§ **ACTIVITY**
Extract all lines that hold "call" from the records below.

§ **INPUT**

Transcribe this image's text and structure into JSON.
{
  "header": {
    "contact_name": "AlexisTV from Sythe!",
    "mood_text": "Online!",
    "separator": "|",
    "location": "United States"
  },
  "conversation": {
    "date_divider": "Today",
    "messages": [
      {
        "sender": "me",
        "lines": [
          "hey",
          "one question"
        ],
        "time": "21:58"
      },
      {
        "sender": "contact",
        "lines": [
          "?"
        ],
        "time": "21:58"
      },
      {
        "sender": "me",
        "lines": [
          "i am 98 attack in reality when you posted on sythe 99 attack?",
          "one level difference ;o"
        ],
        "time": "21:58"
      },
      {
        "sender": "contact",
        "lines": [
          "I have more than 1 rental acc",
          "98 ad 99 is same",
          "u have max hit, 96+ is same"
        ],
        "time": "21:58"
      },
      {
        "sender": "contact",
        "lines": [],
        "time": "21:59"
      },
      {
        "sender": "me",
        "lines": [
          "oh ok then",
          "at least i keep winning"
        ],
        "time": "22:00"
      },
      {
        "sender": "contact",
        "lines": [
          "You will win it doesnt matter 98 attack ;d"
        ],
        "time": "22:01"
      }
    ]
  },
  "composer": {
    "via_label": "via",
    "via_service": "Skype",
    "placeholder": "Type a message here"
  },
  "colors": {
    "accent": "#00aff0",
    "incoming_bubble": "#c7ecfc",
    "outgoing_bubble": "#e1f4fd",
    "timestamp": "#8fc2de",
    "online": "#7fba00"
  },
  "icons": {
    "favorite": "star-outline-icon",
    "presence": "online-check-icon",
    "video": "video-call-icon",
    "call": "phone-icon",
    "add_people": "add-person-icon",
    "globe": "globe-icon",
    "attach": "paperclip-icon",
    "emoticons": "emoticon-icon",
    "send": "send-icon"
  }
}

§ **RESPONSE TO THE EXERCISE**
    "video": "video-call-icon",
    "call": "phone-icon",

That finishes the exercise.